▶ **What is being asked**
Going through the material below, please gather all lines with the word "pepperoni" in them.

________________________________________

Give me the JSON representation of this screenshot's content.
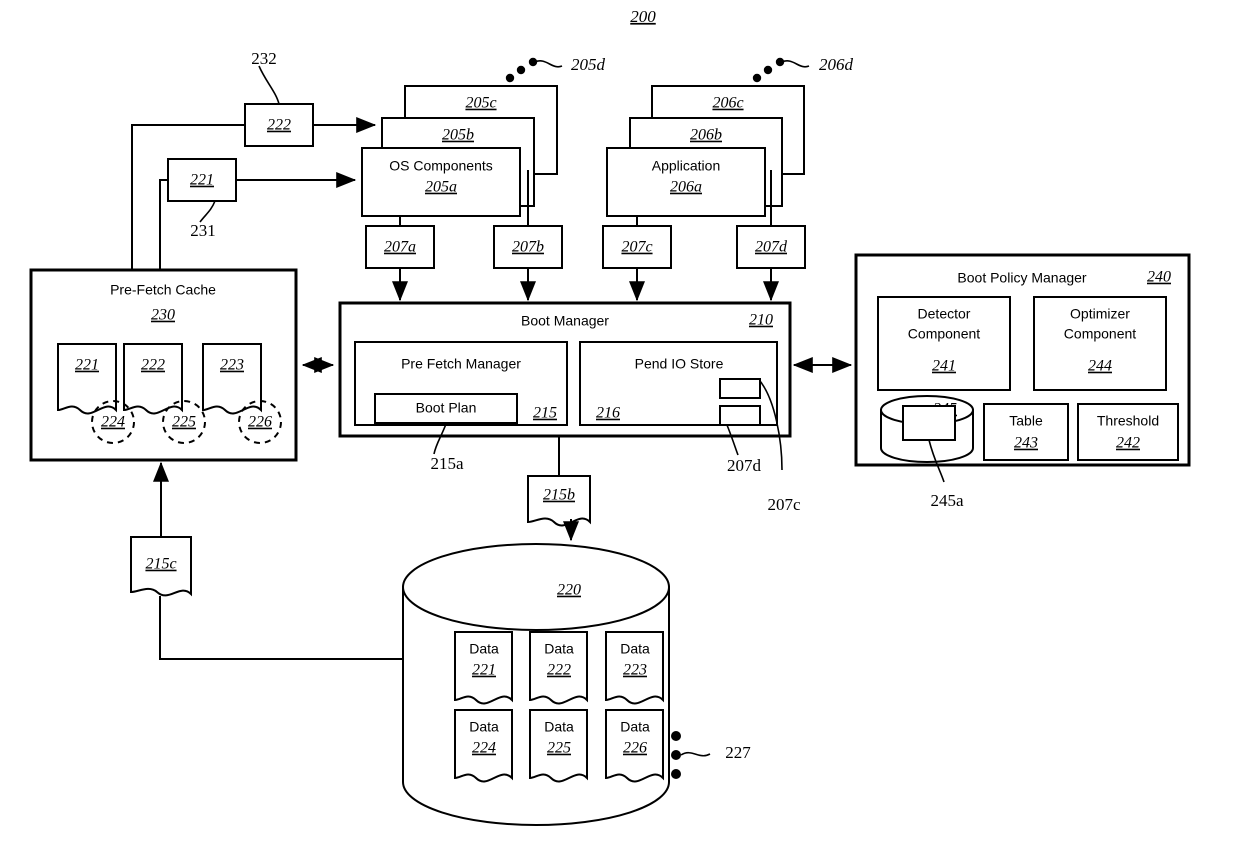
{
  "figure": {
    "number": "200",
    "title_ref": "200"
  },
  "os_stack": {
    "label": "OS Components",
    "front_ref": "205a",
    "layer2_ref": "205b",
    "layer3_ref": "205c",
    "ellipsis_ref": "205d"
  },
  "app_stack": {
    "label": "Application",
    "front_ref": "206a",
    "layer2_ref": "206b",
    "layer3_ref": "206c",
    "ellipsis_ref": "206d"
  },
  "io_requests": [
    {
      "ref": "207a"
    },
    {
      "ref": "207b"
    },
    {
      "ref": "207c"
    },
    {
      "ref": "207d"
    }
  ],
  "cache_feeders": [
    {
      "ref": "222",
      "callout": "232"
    },
    {
      "ref": "221",
      "callout": "231"
    }
  ],
  "pre_fetch_cache": {
    "label": "Pre-Fetch Cache",
    "ref": "230",
    "pages": [
      {
        "ref": "221"
      },
      {
        "ref": "222"
      },
      {
        "ref": "223"
      }
    ],
    "circles": [
      {
        "ref": "224"
      },
      {
        "ref": "225"
      },
      {
        "ref": "226"
      }
    ]
  },
  "boot_manager": {
    "label": "Boot Manager",
    "ref": "210",
    "pre_fetch_manager": {
      "label": "Pre Fetch Manager",
      "ref": "215",
      "boot_plan": {
        "label": "Boot Plan",
        "callout": "215a"
      }
    },
    "pend_io_store": {
      "label": "Pend IO Store",
      "ref": "216",
      "slot_callouts": [
        "207d",
        "207c"
      ]
    },
    "plan_doc_ref": "215b"
  },
  "boot_policy_manager": {
    "label": "Boot Policy Manager",
    "ref": "240",
    "detector": {
      "line1": "Detector",
      "line2": "Component",
      "ref": "241"
    },
    "optimizer": {
      "line1": "Optimizer",
      "line2": "Component",
      "ref": "244"
    },
    "store": {
      "ref": "245",
      "inner_callout": "245a"
    },
    "table": {
      "label": "Table",
      "ref": "243"
    },
    "threshold": {
      "label": "Threshold",
      "ref": "242"
    }
  },
  "storage": {
    "ref": "220",
    "feedback_doc_ref": "215c",
    "more_data_ref": "227",
    "data_items": [
      {
        "label": "Data",
        "ref": "221"
      },
      {
        "label": "Data",
        "ref": "222"
      },
      {
        "label": "Data",
        "ref": "223"
      },
      {
        "label": "Data",
        "ref": "224"
      },
      {
        "label": "Data",
        "ref": "225"
      },
      {
        "label": "Data",
        "ref": "226"
      }
    ]
  },
  "colors": {
    "stroke": "#000000",
    "fill": "#ffffff",
    "background": "#ffffff"
  }
}
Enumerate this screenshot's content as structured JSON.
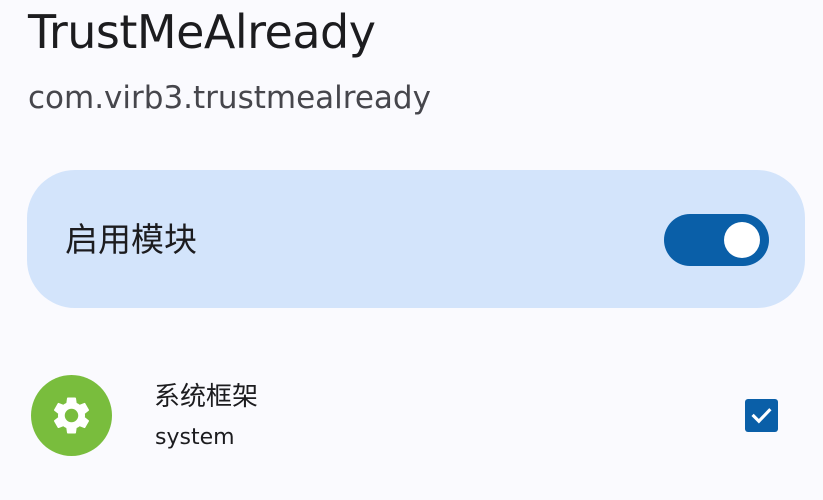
{
  "header": {
    "title": "TrustMeAlready",
    "package": "com.virb3.trustmealready"
  },
  "module_toggle": {
    "label": "启用模块",
    "enabled": true
  },
  "scope": {
    "items": [
      {
        "name": "系统框架",
        "package": "system",
        "icon": "gear-icon",
        "checked": true
      }
    ]
  },
  "colors": {
    "background": "#fafafe",
    "card": "#d3e4fb",
    "accent": "#0a5fa8",
    "icon_bg": "#79bd3d"
  }
}
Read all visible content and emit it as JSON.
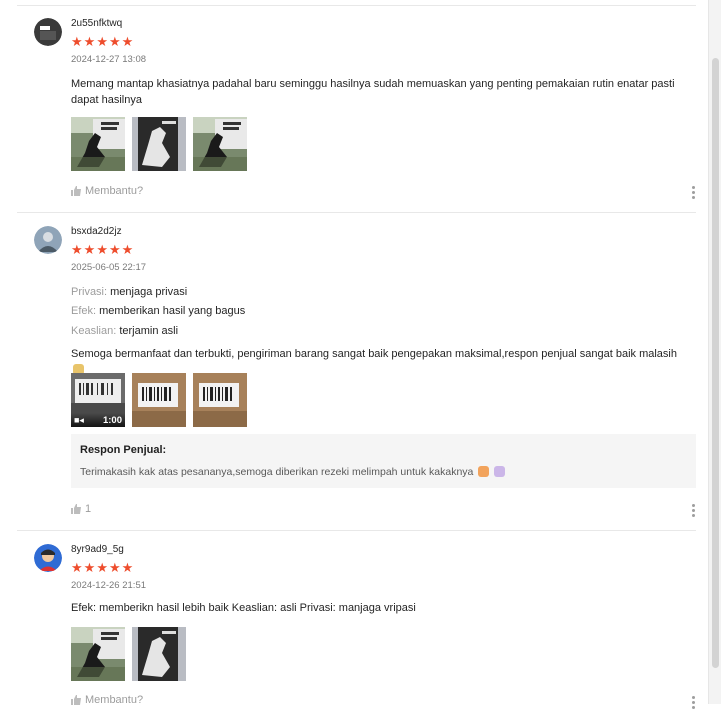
{
  "colors": {
    "star": "#ee4d2d",
    "text_primary": "#212121",
    "text_muted": "#9e9e9e"
  },
  "reviews": [
    {
      "username": "2u55nfktwq",
      "rating": 5,
      "datetime": "2024-12-27 13:08",
      "comment": "Memang mantap khasiatnya padahal baru seminggu hasilnya sudah memuaskan yang penting pemakaian rutin enatar pasti dapat hasilnya",
      "media_count": 3,
      "helpful_label": "Membantu?"
    },
    {
      "username": "bsxda2d2jz",
      "rating": 5,
      "datetime": "2025-06-05 22:17",
      "attributes": [
        {
          "key": "Privasi:",
          "value": "menjaga privasi"
        },
        {
          "key": "Efek:",
          "value": "memberikan hasil yang bagus"
        },
        {
          "key": "Keaslian:",
          "value": "terjamin asli"
        }
      ],
      "comment": "Semoga bermanfaat dan terbukti, pengiriman barang sangat baik pengepakan maksimal,respon penjual sangat baik malasih",
      "video_duration": "1:00",
      "seller_reply": {
        "title": "Respon Penjual:",
        "text": "Terimakasih kak atas pesananya,semoga diberikan rezeki melimpah untuk kakaknya"
      },
      "helpful_count": "1"
    },
    {
      "username": "8yr9ad9_5g",
      "rating": 5,
      "datetime": "2024-12-26 21:51",
      "comment": "Efek: memberikn hasil lebih baik Keaslian: asli Privasi: manjaga vripasi",
      "media_count": 2,
      "helpful_label": "Membantu?"
    }
  ],
  "icons": {
    "star": "star-icon",
    "thumbs_up": "thumbs-up-icon",
    "more": "more-vertical-icon",
    "video": "video-camera-icon"
  }
}
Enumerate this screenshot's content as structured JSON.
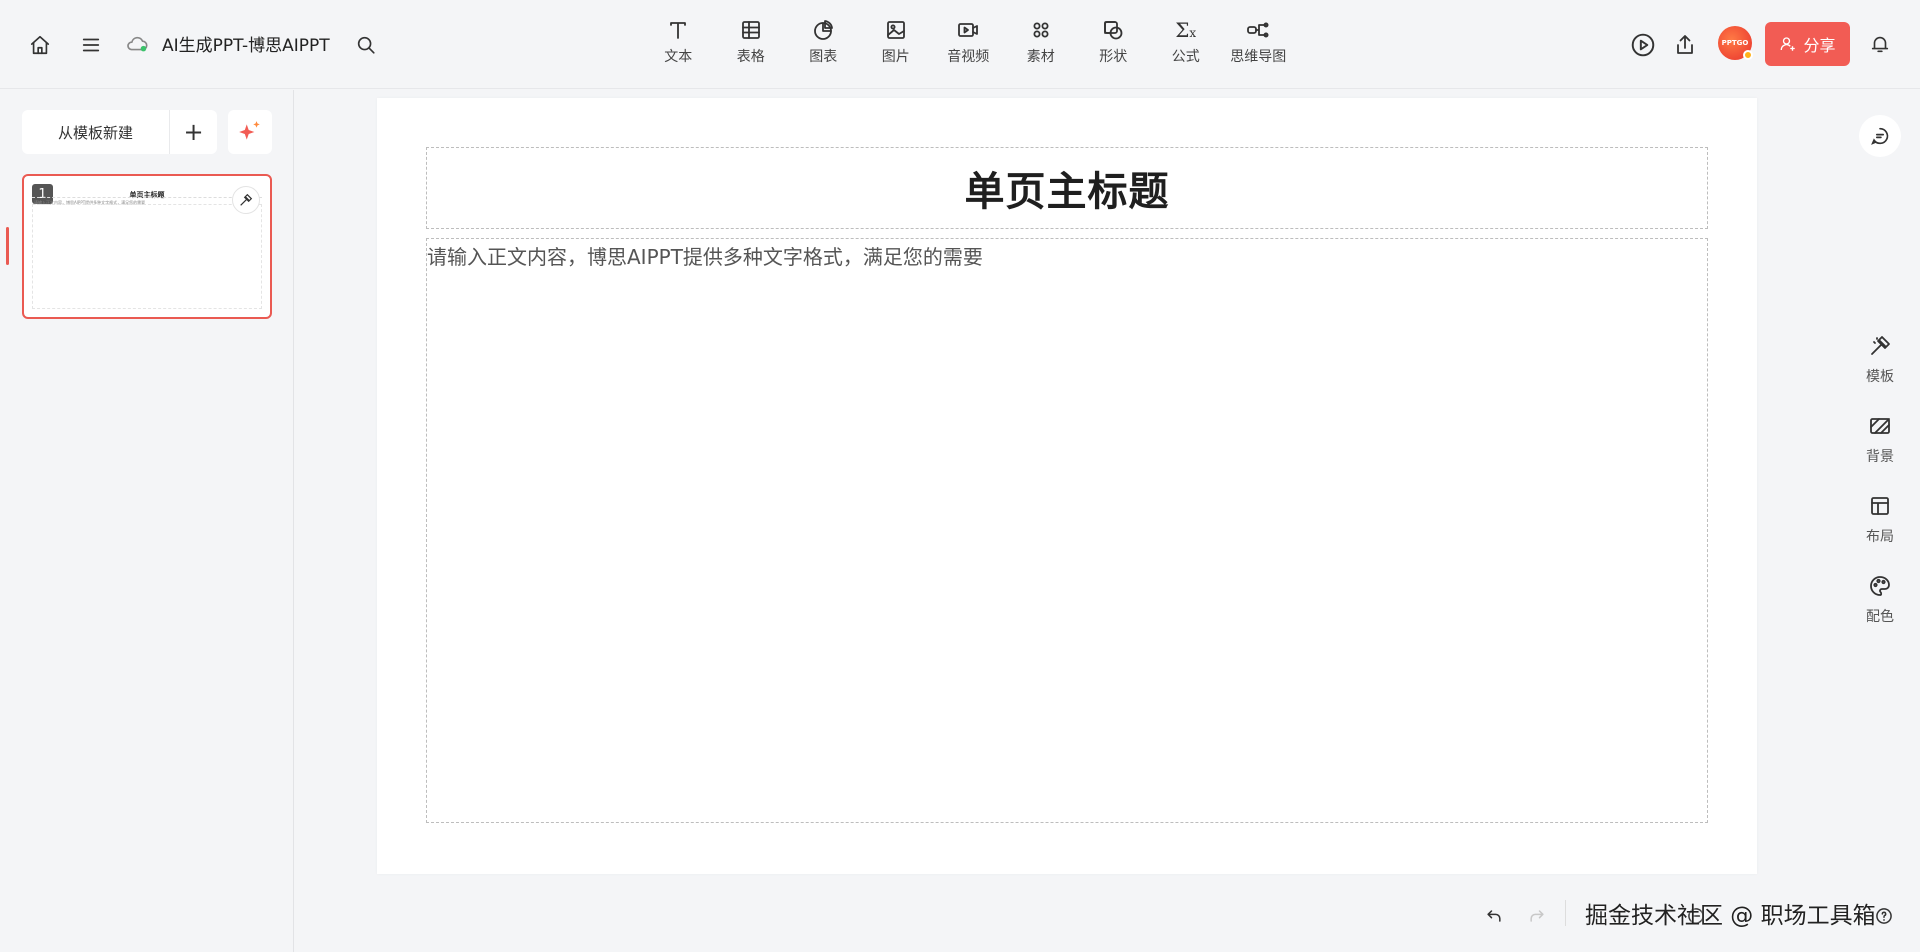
{
  "header": {
    "doc_title": "AI生成PPT-博思AIPPT",
    "tools": [
      {
        "label": "文本",
        "icon": "text-icon"
      },
      {
        "label": "表格",
        "icon": "table-icon"
      },
      {
        "label": "图表",
        "icon": "chart-icon"
      },
      {
        "label": "图片",
        "icon": "image-icon"
      },
      {
        "label": "音视频",
        "icon": "video-icon"
      },
      {
        "label": "素材",
        "icon": "material-icon"
      },
      {
        "label": "形状",
        "icon": "shape-icon"
      },
      {
        "label": "公式",
        "icon": "formula-icon"
      },
      {
        "label": "思维导图",
        "icon": "mindmap-icon"
      }
    ],
    "avatar_text": "PPTGO",
    "share_label": "分享",
    "accent_color": "#f25c54"
  },
  "left": {
    "new_from_template": "从模板新建",
    "add_symbol": "+",
    "slides": [
      {
        "number": "1",
        "title": "单页主标题",
        "body": "请输入正文内容，博思AIPPT提供多种文字格式，满足您的需要"
      }
    ]
  },
  "slide": {
    "title": "单页主标题",
    "body": "请输入正文内容，博思AIPPT提供多种文字格式，满足您的需要"
  },
  "rail": {
    "items": [
      {
        "label": "模板",
        "icon": "template-icon"
      },
      {
        "label": "背景",
        "icon": "background-icon"
      },
      {
        "label": "布局",
        "icon": "layout-icon"
      },
      {
        "label": "配色",
        "icon": "palette-icon"
      }
    ]
  },
  "footer": {
    "watermark": "掘金技术社区 @ 职场工具箱"
  }
}
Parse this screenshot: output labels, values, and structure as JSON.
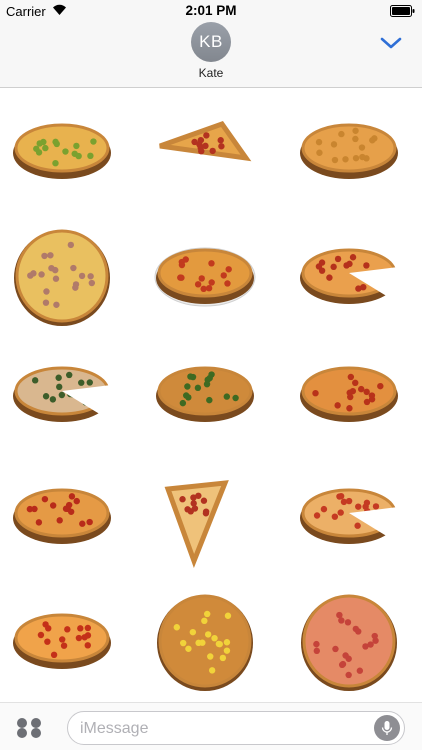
{
  "status_bar": {
    "carrier": "Carrier",
    "time": "2:01 PM"
  },
  "header": {
    "avatar_initials": "KB",
    "contact_name": "Kate"
  },
  "stickers": [
    {
      "name": "supreme-pizza",
      "kind": "whole-oval",
      "base": "#e8b24e",
      "toppings": "#7aa12f"
    },
    {
      "name": "pepperoni-slice",
      "kind": "slice",
      "base": "#e7a54a",
      "toppings": "#b33220"
    },
    {
      "name": "cheese-pizza",
      "kind": "whole-oval",
      "base": "#e6a04a",
      "toppings": "#c9852f"
    },
    {
      "name": "ham-pizza",
      "kind": "whole-round",
      "base": "#e9c060",
      "toppings": "#b07a6a"
    },
    {
      "name": "pizza-on-plate",
      "kind": "plate",
      "base": "#e39a3e",
      "toppings": "#c23a1e"
    },
    {
      "name": "sliced-pepperoni-pizza",
      "kind": "cut-oval",
      "base": "#eaa04d",
      "toppings": "#b5311c"
    },
    {
      "name": "veggie-pizza-cut",
      "kind": "cut-oval",
      "base": "#d9b78f",
      "toppings": "#3d5d2a"
    },
    {
      "name": "broccoli-pizza",
      "kind": "whole-oval",
      "base": "#cf8a3b",
      "toppings": "#3e6a22"
    },
    {
      "name": "pepperoni-pizza-board",
      "kind": "whole-oval",
      "base": "#e3903f",
      "toppings": "#b8321a"
    },
    {
      "name": "pepperoni-pizza-tray",
      "kind": "whole-oval",
      "base": "#e59a45",
      "toppings": "#b82b1a"
    },
    {
      "name": "large-pepperoni-slice",
      "kind": "slice",
      "base": "#efc27a",
      "toppings": "#b23220"
    },
    {
      "name": "missing-slice-pizza",
      "kind": "cut-oval",
      "base": "#ecb067",
      "toppings": "#c53a22"
    },
    {
      "name": "classic-pepperoni",
      "kind": "whole-oval",
      "base": "#f0a34a",
      "toppings": "#c43019"
    },
    {
      "name": "hawaiian-pizza",
      "kind": "whole-round",
      "base": "#d08a3a",
      "toppings": "#f1d33a"
    },
    {
      "name": "margherita-pizza",
      "kind": "whole-round",
      "base": "#e58a66",
      "toppings": "#c5433a"
    }
  ],
  "bottom_bar": {
    "placeholder": "iMessage"
  },
  "colors": {
    "accent": "#2f6fd6",
    "bar_bg": "#f7f7f7"
  }
}
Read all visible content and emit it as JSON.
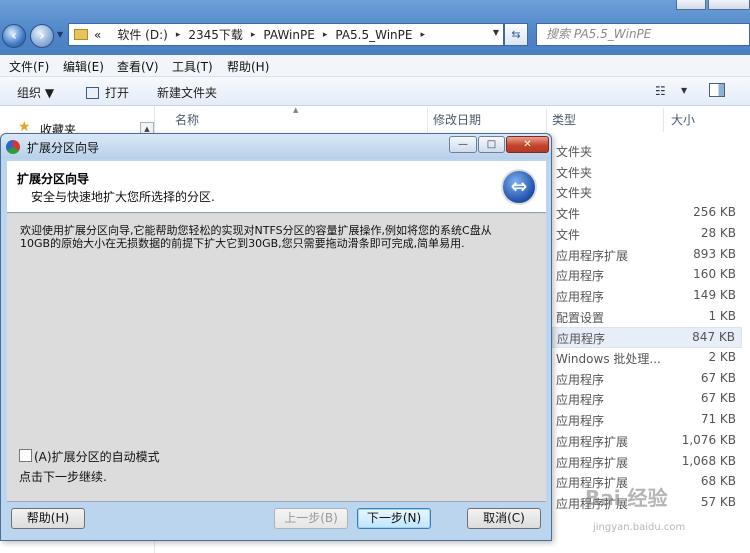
{
  "explorer": {
    "address": {
      "overflow": "«",
      "crumbs": [
        "软件 (D:)",
        "2345下载",
        "PAWinPE",
        "PA5.5_WinPE"
      ]
    },
    "search_placeholder": "搜索 PA5.5_WinPE",
    "menu": [
      "文件(F)",
      "编辑(E)",
      "查看(V)",
      "工具(T)",
      "帮助(H)"
    ],
    "toolbar": {
      "organize": "组织 ▼",
      "open": "打开",
      "new_folder": "新建文件夹"
    },
    "nav_pane": {
      "favorites": "收藏夹"
    },
    "columns": {
      "name": "名称",
      "date": "修改日期",
      "type": "类型",
      "size": "大小"
    },
    "rows": [
      {
        "type": "文件夹",
        "size": ""
      },
      {
        "type": "文件夹",
        "size": ""
      },
      {
        "type": "文件夹",
        "size": ""
      },
      {
        "type": "文件",
        "size": "256 KB"
      },
      {
        "type": "文件",
        "size": "28 KB"
      },
      {
        "type": "应用程序扩展",
        "size": "893 KB"
      },
      {
        "type": "应用程序",
        "size": "160 KB"
      },
      {
        "type": "应用程序",
        "size": "149 KB"
      },
      {
        "type": "配置设置",
        "size": "1 KB"
      },
      {
        "type": "应用程序",
        "size": "847 KB"
      },
      {
        "type": "Windows 批处理...",
        "size": "2 KB"
      },
      {
        "type": "应用程序",
        "size": "67 KB"
      },
      {
        "type": "应用程序",
        "size": "67 KB"
      },
      {
        "type": "应用程序",
        "size": "71 KB"
      },
      {
        "type": "应用程序扩展",
        "size": "1,076 KB"
      },
      {
        "type": "应用程序扩展",
        "size": "1,068 KB"
      },
      {
        "type": "应用程序扩展",
        "size": "68 KB"
      },
      {
        "type": "应用程序扩展",
        "size": "57 KB"
      }
    ],
    "selected_row_index": 9,
    "watermark": {
      "brand": "Bai 经验",
      "url": "jingyan.baidu.com"
    }
  },
  "dialog": {
    "title": "扩展分区向导",
    "header_title": "扩展分区向导",
    "header_subtitle": "安全与快速地扩大您所选择的分区.",
    "body_text": "欢迎使用扩展分区向导,它能帮助您轻松的实现对NTFS分区的容量扩展操作,例如将您的系统C盘从10GB的原始大小在无损数据的前提下扩大它到30GB,您只需要拖动滑条即可完成,简单易用.",
    "auto_mode_label": "(A)扩展分区的自动模式",
    "auto_mode_checked": false,
    "continue_hint": "点击下一步继续.",
    "buttons": {
      "help": "帮助(H)",
      "back": "上一步(B)",
      "next": "下一步(N)",
      "cancel": "取消(C)"
    }
  }
}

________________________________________

▶ **Response**
      "name": "pepperoni-slice",
      "name": "sliced-pepperoni-pizza",
      "name": "pepperoni-pizza-board",
      "name": "pepperoni-pizza-tray",
      "name": "large-pepperoni-slice",
      "name": "classic-pepperoni",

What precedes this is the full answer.